In Meg Smith’s The Unborn Family:
- Is the “unborn family” one that might have spoken Gaelic?
- What might the “doll in the trash” represent?
In Jack Bragen’s The Reputation of the Wedge Warriors:
- What are the Wedge Warriors? Who is the narrator? Does the narrator have a name?
- Why do the Wedge Warriors engage the narrator to perform a mission for which he is unqualified? Why does he accept? Why is he sent on a “suicide mission”?
- The narrator is supposed to destroy seven military satellites. For what purpose?
- The military satellites are remarkably undefended. Could they not be taken out more easily by missiles?
- What clues might suggest that the story is actually a chapter excerpted from a larger work?
In Robert Walton’s Moroni:
- Does the ending overstep Bewildering Stories’ “dead narrator” guideline?
- “Moroni” is the name of the iconic angel of the LDS (Mormon) church. Does the supernatural character in the story expressly represent any particular sect?
- Moroni claims to be one of a group of similar entities.
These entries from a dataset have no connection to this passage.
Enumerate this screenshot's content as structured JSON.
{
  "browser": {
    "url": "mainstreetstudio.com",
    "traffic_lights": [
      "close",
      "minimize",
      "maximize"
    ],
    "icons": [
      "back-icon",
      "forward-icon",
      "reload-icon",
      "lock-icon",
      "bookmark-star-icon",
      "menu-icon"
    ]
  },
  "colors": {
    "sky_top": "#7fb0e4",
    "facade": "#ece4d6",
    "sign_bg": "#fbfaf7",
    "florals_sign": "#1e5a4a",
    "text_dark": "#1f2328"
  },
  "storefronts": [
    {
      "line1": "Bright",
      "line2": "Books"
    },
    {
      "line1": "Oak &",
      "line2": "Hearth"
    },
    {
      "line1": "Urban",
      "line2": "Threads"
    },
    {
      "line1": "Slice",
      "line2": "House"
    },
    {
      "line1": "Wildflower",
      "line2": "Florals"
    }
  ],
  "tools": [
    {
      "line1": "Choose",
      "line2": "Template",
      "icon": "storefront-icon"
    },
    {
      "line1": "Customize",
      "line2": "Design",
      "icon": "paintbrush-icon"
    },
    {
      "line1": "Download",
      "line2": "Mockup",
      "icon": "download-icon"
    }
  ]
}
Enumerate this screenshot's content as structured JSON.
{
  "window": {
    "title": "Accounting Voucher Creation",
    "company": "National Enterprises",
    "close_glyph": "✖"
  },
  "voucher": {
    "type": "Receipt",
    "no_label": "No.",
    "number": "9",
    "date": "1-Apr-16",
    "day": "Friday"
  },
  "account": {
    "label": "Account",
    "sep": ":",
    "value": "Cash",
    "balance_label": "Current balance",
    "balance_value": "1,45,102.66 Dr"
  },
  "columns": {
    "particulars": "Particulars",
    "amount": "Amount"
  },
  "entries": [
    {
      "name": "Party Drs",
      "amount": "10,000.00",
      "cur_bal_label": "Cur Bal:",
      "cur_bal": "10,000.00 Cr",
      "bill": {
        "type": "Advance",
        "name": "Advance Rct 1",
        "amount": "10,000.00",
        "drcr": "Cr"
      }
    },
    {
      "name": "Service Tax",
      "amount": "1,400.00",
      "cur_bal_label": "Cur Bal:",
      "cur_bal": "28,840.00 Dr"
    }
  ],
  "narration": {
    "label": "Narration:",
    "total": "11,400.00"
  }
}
What seems to be their purpose?
- The being says, “We harm you.” How does it justify its contacting this particular mountain climber? Or is it engaging in a friendly pre-death conversation?
- What information about the future does Moroni give the mountain climber? Could he follow up on it, if he lived?
- How much matter is really needed to produce a “fusion reaction”?
What is a Bewildering Stories Challenge?